Director of Research & Development at Harry & David
When people hear the name Harry & David, they often think “fruit,” but the gourmet gift company that has been around since 1934 also crafts scrumptious chocolates and sweets, that are, yes, often delivered with fruit, but fully deserve our attention in and of themselves. We sat down with Steffanie Wolf, Director of Research & Development at Harry & David to get a peek at how chocolates are dreamed up and created there.
A typical day for me usually involves a lot of people stopping by from production. Among many other things, the R&D team oversees follow-through and helping the production team make the concepts we’ve dreamed up. On days when a new product is being launched, I spend a lot of time on the production floor to ensure everything goes smoothly. The rest of my time is spent either coming up with new candy creations or fielding requests, prioritizing, analyzing, and figuring out where everything fits into the general workflow.
Some days I get to work closely with the photography department, getting new products ready to be photographed so that they look great when we put them up on the site. Currently, about 20% of my week is spent on developing our next round of new products. I like to alternate between working on chocolates and bakery goods, so I can really focus on the materials. I’m the most experienced in chocolate on my team, so I handle creating all the new chocolate pieces.
I’ve been with Harry & David for over 12 years now, but I haven’t been in R&D that whole time! I started out working on the floor and slowly worked my way up. For a few years, I ran the bakery and then for a few more, I ran sanitation before adding baking back into the mix. Then, when the R&D directors for both the bakery and chocolate were retiring, I thought it would be a good idea for me put my love of food and exploration to work by transitioning into R&D.
Because my dad is in the baking trade, I grew up with someone who knew how to really bake. It’s part of who I am. Before the previous candy maker, Charlie, retired, I took advantage of his presence to learn everything I could about chocolate. While he handled chocolate by feel, taste, and smell, I prefer to approach chocolate from a scientific angle and focus on temperature and how to best combine ingredients. Our departments aren’t really segregated, so I worked alongside Charlie for years, but it wasn’t until his last year and a half that I became intentional about training with him. He recommended a few chocolate schools where I could deepen my knowledge and reinforce everything he had taught me.
Now that Charlie is no longer with Harry & David, I’ve taken his place as head candy maker.
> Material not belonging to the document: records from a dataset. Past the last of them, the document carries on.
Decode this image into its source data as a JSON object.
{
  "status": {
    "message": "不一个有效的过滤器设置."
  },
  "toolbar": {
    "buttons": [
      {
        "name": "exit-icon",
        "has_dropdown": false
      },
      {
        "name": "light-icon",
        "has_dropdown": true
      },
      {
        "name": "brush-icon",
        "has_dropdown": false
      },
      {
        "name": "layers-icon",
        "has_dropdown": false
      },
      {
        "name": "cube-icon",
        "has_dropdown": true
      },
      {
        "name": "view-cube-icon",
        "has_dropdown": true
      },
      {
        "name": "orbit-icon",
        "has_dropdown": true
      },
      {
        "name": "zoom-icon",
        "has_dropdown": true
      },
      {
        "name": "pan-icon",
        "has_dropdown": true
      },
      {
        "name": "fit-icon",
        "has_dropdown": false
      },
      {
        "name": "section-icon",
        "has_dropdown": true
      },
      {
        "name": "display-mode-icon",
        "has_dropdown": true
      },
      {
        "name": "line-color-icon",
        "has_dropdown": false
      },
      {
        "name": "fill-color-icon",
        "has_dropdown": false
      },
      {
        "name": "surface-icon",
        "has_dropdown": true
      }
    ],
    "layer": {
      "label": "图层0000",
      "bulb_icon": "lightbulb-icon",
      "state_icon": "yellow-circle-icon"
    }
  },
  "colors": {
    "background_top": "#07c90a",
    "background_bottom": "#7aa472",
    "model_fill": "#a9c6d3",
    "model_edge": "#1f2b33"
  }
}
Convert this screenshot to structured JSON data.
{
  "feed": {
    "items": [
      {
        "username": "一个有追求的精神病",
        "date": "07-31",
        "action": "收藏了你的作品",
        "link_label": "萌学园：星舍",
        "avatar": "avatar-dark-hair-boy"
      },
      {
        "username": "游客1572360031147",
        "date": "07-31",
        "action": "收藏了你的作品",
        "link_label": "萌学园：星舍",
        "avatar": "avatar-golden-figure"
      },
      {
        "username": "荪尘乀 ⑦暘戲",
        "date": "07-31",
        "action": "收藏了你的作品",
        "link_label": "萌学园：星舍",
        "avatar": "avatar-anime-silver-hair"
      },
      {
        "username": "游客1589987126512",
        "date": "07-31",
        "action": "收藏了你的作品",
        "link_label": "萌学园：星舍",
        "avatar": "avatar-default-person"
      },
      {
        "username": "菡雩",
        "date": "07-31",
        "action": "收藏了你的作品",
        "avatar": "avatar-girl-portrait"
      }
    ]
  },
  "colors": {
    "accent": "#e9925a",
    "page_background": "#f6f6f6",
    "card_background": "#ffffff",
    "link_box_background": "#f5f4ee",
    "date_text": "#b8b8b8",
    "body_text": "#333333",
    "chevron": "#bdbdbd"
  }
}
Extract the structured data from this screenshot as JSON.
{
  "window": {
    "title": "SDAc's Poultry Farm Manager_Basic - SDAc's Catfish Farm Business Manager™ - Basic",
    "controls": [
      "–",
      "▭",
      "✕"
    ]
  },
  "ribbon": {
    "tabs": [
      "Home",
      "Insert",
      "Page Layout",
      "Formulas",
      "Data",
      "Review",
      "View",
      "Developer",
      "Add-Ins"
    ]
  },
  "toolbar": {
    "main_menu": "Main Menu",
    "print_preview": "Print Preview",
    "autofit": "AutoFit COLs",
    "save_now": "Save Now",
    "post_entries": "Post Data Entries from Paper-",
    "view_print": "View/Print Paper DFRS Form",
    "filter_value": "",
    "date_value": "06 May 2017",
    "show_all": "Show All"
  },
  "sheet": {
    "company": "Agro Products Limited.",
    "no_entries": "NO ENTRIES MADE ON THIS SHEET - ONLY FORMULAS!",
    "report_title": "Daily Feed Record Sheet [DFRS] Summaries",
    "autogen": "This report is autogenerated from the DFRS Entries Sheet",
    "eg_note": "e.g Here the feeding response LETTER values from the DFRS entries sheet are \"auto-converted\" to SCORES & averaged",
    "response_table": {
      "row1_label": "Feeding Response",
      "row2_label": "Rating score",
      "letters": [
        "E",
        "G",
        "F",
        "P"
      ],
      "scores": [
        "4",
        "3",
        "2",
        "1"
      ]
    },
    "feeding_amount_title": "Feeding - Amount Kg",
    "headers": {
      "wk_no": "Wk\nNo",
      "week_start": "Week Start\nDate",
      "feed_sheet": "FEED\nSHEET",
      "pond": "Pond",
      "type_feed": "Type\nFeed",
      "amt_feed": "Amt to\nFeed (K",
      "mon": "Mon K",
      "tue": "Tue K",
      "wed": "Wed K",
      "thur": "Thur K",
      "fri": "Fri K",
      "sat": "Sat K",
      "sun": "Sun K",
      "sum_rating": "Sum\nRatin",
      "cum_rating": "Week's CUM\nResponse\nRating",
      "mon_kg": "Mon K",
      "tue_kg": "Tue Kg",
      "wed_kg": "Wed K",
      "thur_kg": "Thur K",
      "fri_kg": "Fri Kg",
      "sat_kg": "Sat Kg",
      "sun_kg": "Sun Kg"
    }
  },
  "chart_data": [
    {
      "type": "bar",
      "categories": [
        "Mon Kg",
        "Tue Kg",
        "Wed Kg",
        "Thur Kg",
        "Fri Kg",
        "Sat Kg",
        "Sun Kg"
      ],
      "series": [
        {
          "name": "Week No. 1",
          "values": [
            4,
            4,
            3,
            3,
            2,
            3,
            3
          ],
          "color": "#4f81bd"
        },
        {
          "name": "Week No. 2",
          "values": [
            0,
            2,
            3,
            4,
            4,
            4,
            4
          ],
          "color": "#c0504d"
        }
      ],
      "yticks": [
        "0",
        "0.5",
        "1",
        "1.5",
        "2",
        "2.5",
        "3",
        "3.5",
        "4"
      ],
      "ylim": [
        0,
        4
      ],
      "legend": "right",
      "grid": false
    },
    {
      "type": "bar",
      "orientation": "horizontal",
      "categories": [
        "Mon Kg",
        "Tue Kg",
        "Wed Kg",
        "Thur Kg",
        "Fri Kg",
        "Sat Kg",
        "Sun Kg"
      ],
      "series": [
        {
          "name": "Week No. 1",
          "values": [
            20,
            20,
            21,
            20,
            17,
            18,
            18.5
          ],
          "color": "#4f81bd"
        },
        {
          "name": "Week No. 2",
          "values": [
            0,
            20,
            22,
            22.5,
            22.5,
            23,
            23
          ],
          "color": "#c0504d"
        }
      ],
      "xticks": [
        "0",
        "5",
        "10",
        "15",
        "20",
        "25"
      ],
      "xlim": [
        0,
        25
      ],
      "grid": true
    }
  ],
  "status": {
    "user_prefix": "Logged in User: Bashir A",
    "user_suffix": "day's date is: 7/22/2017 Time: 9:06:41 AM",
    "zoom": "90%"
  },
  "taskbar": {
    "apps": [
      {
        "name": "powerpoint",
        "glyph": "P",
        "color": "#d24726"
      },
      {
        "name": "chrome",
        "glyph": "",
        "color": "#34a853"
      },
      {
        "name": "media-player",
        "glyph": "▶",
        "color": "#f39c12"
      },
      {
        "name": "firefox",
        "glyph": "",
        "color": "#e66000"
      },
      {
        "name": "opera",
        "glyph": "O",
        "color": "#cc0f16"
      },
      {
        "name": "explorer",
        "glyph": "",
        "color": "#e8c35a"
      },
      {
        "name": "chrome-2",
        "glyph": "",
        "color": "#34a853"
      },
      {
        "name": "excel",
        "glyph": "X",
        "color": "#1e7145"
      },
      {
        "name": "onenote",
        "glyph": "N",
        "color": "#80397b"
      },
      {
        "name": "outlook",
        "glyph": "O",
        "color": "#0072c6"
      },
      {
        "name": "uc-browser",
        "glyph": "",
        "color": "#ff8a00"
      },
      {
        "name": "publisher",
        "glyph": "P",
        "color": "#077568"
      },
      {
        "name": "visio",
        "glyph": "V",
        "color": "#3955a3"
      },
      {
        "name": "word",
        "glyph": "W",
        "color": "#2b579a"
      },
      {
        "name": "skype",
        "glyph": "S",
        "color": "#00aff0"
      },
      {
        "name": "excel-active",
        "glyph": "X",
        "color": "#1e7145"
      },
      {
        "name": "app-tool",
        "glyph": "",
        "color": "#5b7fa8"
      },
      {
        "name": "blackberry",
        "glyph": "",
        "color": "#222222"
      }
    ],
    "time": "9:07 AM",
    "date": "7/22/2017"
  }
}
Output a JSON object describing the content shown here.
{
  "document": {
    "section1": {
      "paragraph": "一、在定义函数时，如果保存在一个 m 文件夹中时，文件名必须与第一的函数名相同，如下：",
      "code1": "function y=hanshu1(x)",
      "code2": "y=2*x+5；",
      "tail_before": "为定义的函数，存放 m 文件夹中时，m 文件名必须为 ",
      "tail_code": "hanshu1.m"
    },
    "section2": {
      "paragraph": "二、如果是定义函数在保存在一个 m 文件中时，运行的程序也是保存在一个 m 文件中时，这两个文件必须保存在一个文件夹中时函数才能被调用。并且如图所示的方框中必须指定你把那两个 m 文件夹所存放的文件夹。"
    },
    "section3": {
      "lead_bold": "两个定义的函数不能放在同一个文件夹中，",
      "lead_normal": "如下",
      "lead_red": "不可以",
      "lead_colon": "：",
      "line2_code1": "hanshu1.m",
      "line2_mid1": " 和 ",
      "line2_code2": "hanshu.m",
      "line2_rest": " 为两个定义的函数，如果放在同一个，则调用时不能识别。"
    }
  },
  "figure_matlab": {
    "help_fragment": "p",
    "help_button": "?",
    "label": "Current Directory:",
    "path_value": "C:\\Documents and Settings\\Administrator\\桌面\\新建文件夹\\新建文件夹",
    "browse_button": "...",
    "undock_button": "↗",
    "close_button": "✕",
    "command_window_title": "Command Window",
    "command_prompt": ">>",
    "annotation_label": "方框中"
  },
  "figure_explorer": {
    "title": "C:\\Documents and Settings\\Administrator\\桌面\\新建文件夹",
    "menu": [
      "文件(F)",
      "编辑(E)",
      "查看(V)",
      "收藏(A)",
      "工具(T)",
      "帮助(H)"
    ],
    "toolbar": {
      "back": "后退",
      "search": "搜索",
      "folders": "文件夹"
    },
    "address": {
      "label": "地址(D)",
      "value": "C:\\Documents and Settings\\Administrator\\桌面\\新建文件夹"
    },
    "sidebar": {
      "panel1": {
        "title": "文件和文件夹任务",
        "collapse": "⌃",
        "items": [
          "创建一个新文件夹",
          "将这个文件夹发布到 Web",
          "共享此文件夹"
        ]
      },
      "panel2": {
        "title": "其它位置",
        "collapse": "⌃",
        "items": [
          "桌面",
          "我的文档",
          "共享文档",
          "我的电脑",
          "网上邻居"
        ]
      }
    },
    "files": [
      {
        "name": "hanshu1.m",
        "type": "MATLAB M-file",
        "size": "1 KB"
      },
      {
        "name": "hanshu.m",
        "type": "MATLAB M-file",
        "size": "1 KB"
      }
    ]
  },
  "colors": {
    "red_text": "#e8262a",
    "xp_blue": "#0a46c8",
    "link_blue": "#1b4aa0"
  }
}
I also took on running R&D for the bakery side of things. Before he left, I worried about how I was going to step into the shoes of someone who had 37 years of experience under his belt. Then I realized that I wasn’t going to replace him, I was just going to be the best person I could be and do my best to learn every day.
The greatest thing about chocolate is that when you’re working with it, there’s never a dull or predictable moment. I like to joke that they call it tempering chocolate because chocolate has a temper. It has a mind of its own and really keeps you on your toes. Somedays chocolate will react exactly the way you anticipate and others it’ll do something completely out of the norm. I love it and I just know that I’ll work with chocolate for the rest of my life, whether it’s professionally or not.
Many of our new flavor ideas come from our merchant team. As our core chocolates tend to be more traditional, their ideas tend to align with those flavor profiles. My assistants and I also interject modern and trendy ideas based on our research like matcha green tea or orange ginger spice, to appeal to a wide range of generations. Once we decide on new flavors and concepts, the marketing team weighs in. They need to believe in the product so that they can sell it!
Our client base leans towards the more traditional, so when we create something a little more exotic or different like balsamic or lemon verbena, we usually do it in smaller batch sizes. The most out-there chocolate we’ve ever created was a blue cheese caramelized pecan dipped in dark chocolate. It was surprisingly good!
When it comes to chocolate, I love dark chocolate/salty combinations like our amazing sea salt caramel bar that contains 72% dark chocolate. I’m not a huge fan of super sweet treats, but I find the mix of sweet and savory irresistible.
Our customers love our signature truffle collection, our chocolate covered fruits, and our peppermint bark. Some years people seem to prefer dark over light and then there are the surprising years, like this one, where flavors like lemon cream are the popular choice!
My go-to Harry & David gift usually depends on the person I’ll be giving it to. If it’s a peer, I usually show up with some moose-munch. It’s snacky and always a welcome treat. If I’m visiting someone older or going to a nicer dinner, I reach for one of our wine-based combinations.
Our team recently took on the most astounding project; we attempted to break the biggest cinnamon bun world record. We were successful, but it took much more work than anyone realized. The fun part was in figuring out how to scale our existing cinnamon bun recipe into something that would be record breaking while still tasting delicious. The second part, the administrative part, was much less fun. None of us realized the sheer amount of paperwork involved when trying to break a world record. In the end, the cinnamon roll weighed in at 1149 pounds, blowing the previous record of 609 pounds out of the water. We sold pieces at the annual Pear Blossom Festival. It was a huge hit!